The Pennsylvania Department of Environmental Protection (DEP) has completed its review of a 715-page air quality permit application submitted by Shell Chemical Appalachia LLC for a proposed multi-billion dollar ethane cracker, and the agency is one step closer to approving it, pending a public comment period.
DEP spokesman John Poister said the agency has reached its "intent-to-issue" phase after months of poring over the permit application, which Shell filed last May (see Shale Daily, Aug. 5, 2014). A public hearing has been scheduled May 5 for the DEP to take formal testimony from Shell about the air quality plan and to allow the public a chance to comment.
Representatives from Shell will make presentations about the permit application and a question-and-answer session will allow the public to submit comments, statements or questions that DEP will consider before issuing the company a permit.
Poister couldn't say when the state would issue an air quality permit, which is considered a key step in the federal and state regulatory process.
"It's hard to say, it depends on the comments we receive and what we have to do," Poister said when asked about a timeline. "There will be back and forth with Shell and some things about the application might have to be changed. You can't pin a time frame on that."
Shell first floated the idea of constructing an ethane cracker in western Pennsylvania in 2011 and signed a site option agreement in Beaver County in 2012 (see Shale Daily, March 16, 2012; June 7, 2011) It has signed three amended purchase agreements since then (seeShale Daily, Dec. 26, 2013). The company continues to assess the cracker's economic viability and has made no final decision.

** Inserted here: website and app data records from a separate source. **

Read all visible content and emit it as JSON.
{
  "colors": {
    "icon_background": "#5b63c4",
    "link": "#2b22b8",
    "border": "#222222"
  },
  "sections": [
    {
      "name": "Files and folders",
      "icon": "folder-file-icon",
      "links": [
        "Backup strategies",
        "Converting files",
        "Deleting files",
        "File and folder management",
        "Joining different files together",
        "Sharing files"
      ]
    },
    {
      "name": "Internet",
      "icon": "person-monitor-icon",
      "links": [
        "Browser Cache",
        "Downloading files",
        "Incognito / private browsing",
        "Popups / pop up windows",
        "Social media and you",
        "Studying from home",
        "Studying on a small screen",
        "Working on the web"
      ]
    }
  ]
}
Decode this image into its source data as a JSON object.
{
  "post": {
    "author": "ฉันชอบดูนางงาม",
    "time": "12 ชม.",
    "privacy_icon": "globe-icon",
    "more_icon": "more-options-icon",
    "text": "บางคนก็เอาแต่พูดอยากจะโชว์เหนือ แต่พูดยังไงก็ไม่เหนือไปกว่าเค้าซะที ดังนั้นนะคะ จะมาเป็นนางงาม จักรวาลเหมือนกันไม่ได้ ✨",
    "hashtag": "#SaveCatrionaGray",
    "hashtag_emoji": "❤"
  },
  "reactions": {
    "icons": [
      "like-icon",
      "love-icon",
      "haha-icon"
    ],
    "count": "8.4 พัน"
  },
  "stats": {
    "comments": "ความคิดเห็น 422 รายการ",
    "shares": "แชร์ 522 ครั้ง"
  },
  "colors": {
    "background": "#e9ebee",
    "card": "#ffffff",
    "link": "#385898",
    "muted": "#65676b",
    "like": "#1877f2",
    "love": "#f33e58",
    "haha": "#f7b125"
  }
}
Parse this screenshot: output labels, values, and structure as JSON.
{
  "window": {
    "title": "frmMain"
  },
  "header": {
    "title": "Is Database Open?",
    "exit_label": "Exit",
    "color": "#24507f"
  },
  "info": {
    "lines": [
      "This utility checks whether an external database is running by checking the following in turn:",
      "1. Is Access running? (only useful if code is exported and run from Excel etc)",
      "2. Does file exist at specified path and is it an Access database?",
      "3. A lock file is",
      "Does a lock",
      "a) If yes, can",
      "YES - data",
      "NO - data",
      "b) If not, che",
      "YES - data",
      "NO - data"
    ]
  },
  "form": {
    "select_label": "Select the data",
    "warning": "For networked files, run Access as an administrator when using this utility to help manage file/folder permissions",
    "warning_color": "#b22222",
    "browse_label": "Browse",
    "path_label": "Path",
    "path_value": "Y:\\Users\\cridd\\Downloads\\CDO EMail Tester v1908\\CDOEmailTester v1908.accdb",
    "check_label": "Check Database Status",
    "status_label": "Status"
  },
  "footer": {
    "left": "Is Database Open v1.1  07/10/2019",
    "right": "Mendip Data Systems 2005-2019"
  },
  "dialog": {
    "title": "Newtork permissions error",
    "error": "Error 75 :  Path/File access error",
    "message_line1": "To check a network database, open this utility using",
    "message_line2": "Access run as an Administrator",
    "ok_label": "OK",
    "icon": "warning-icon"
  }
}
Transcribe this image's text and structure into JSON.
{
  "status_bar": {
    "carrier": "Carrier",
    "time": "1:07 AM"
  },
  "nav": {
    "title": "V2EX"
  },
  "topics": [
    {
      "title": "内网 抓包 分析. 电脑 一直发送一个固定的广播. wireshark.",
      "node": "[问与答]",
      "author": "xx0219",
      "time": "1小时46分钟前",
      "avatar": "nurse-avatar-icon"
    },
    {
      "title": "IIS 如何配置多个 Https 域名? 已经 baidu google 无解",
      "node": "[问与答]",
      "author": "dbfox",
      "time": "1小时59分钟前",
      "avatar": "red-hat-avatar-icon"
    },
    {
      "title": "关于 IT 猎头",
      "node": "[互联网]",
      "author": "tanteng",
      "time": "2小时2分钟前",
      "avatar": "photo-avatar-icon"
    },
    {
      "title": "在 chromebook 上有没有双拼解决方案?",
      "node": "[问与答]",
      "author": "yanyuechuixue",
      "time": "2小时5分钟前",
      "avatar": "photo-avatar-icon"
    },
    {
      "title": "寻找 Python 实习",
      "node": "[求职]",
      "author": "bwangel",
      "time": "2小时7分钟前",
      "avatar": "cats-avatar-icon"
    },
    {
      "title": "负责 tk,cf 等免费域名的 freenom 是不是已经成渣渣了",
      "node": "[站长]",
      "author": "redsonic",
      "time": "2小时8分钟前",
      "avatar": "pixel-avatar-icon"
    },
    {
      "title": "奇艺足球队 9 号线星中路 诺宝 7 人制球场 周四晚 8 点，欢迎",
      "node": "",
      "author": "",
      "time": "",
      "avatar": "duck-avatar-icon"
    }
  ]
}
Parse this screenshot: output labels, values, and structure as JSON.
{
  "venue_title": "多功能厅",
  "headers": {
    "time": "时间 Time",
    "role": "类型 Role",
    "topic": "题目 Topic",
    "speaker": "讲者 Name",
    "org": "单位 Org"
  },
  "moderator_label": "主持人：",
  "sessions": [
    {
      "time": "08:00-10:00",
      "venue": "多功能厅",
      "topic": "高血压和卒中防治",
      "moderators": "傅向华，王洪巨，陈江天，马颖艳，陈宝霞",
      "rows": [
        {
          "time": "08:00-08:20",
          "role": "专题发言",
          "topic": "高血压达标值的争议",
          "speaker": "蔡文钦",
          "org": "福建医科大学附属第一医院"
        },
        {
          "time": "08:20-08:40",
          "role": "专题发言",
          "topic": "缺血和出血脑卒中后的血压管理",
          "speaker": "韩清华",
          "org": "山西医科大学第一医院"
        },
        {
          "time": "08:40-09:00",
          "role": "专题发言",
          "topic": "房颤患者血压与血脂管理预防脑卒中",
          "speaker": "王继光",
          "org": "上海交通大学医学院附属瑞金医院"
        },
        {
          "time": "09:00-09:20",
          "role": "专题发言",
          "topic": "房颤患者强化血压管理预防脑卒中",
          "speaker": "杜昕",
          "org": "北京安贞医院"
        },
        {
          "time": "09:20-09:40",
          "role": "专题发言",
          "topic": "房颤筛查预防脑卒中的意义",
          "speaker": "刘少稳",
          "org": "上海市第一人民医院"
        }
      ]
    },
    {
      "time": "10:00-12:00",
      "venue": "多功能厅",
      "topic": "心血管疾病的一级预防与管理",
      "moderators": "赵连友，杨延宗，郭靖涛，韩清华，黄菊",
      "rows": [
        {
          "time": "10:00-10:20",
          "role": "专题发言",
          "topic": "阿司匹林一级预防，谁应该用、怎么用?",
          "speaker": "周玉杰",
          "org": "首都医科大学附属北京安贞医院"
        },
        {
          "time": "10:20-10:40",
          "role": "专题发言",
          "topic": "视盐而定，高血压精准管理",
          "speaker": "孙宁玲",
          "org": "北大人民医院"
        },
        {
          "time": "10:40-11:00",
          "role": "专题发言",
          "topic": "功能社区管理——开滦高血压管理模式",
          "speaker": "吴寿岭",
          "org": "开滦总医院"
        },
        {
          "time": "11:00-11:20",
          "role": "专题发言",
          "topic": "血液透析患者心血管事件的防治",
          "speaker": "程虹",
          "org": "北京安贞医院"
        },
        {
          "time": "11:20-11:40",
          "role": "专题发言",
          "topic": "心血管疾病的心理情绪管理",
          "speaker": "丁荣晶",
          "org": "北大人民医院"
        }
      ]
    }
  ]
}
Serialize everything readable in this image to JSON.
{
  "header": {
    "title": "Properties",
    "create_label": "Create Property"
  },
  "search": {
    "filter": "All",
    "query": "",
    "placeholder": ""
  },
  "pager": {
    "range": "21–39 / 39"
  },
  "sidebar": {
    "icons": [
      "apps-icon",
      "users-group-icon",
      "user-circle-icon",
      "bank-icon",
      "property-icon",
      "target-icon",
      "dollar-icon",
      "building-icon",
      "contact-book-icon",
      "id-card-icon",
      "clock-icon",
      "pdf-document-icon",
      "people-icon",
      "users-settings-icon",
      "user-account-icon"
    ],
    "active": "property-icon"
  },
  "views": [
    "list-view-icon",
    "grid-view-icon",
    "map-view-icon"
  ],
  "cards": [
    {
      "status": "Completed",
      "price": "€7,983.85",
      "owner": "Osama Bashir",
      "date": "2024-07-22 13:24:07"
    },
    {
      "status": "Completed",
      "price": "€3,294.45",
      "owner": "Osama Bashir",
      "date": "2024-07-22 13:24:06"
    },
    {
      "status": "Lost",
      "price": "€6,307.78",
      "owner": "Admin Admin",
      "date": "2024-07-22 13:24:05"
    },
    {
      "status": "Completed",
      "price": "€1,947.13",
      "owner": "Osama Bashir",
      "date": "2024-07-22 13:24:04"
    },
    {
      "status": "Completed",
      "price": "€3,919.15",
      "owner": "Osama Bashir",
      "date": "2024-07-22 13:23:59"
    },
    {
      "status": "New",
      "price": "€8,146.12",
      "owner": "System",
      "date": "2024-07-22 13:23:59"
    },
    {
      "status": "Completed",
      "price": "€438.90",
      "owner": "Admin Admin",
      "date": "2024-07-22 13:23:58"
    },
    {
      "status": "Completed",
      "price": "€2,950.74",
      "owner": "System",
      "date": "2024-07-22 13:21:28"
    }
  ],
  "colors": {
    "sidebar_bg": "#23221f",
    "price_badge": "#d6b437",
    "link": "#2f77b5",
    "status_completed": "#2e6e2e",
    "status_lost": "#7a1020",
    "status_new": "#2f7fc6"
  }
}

The cracker would be constructed on a 400-acre site adjacent to the Ohio River in Potter and Center townships in Beaver County, about 35 miles northwest of Pittsburgh, near a liquids-rich window of the Marcellus Shale. The complex would convert locally sourced ethane into ethylene and polyethylene, which is a key building block for plastics. According to Shell's air permit application, the facility would be capable of producing 1.5 million metric tons of ethylene per year and another 1.6 million metric tons of polyethylene per year.
"We've always maintained that securing the necessary permits is an important milestone," said Shell spokeswoman Kimberly Windon. "Our evaluation of the proposed project continues. A decision on whether to proceed with the proposed project will be made when the evaluation is complete."
Shell is awaiting other federal permits for the site and more from the DEP as well. Poister said the agency still has to approve a pollution discharge permit authorizing the facility to dump processed waste into the river, a building permit and a waterways permit for the construction of a dock at the site. Depending on the amount of public comments, the agency could also have to hold another public hearing about the air permit application, he added.
Windon said the current commodity price environment was not specifically influencing Shell's decision about the facility, saying only that "this proposed project must compete against other future investment opportunities Shell has within its global portfolio of options."
According to the company, if the cracker is constructed, it would be the first project of its kind to be built outside the Gulf Coast in more than 20 years. Three other crackers have been proposed in the Appalachian Basin, but interest in Shell's plans has been high since it became the first to announce a potential project for the region (see Shale Daily, May 2, 2014; Nov. 14, 2013; Jan. 19, 2012).